> [Supplied records]:
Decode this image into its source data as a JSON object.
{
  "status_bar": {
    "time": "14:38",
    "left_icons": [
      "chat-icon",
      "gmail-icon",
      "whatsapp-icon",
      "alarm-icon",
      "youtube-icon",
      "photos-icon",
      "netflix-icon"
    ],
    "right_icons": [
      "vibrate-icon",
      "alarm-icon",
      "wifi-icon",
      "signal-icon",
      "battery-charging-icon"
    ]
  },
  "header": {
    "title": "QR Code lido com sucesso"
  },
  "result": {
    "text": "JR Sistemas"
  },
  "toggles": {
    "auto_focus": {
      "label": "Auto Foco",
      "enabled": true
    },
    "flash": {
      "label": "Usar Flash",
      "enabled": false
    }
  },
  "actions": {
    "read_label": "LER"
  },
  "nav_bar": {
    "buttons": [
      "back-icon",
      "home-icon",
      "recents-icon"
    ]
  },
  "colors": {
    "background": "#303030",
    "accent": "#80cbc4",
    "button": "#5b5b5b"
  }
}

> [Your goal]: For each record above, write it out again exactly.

> [Solution]:
Decode this image into its source data as a JSON object.
{
  "status_bar": {
    "time": "14:38",
    "left_icons": [
      "chat-icon",
      "gmail-icon",
      "whatsapp-icon",
      "alarm-icon",
      "youtube-icon",
      "photos-icon",
      "netflix-icon"
    ],
    "right_icons": [
      "vibrate-icon",
      "alarm-icon",
      "wifi-icon",
      "signal-icon",
      "battery-charging-icon"
    ]
  },
  "header": {
    "title": "QR Code lido com sucesso"
  },
  "result": {
    "text": "JR Sistemas"
  },
  "toggles": {
    "auto_focus": {
      "label": "Auto Foco",
      "enabled": true
    },
    "flash": {
      "label": "Usar Flash",
      "enabled": false
    }
  },
  "actions": {
    "read_label": "LER"
  },
  "nav_bar": {
    "buttons": [
      "back-icon",
      "home-icon",
      "recents-icon"
    ]
  },
  "colors": {
    "background": "#303030",
    "accent": "#80cbc4",
    "button": "#5b5b5b"
  }
}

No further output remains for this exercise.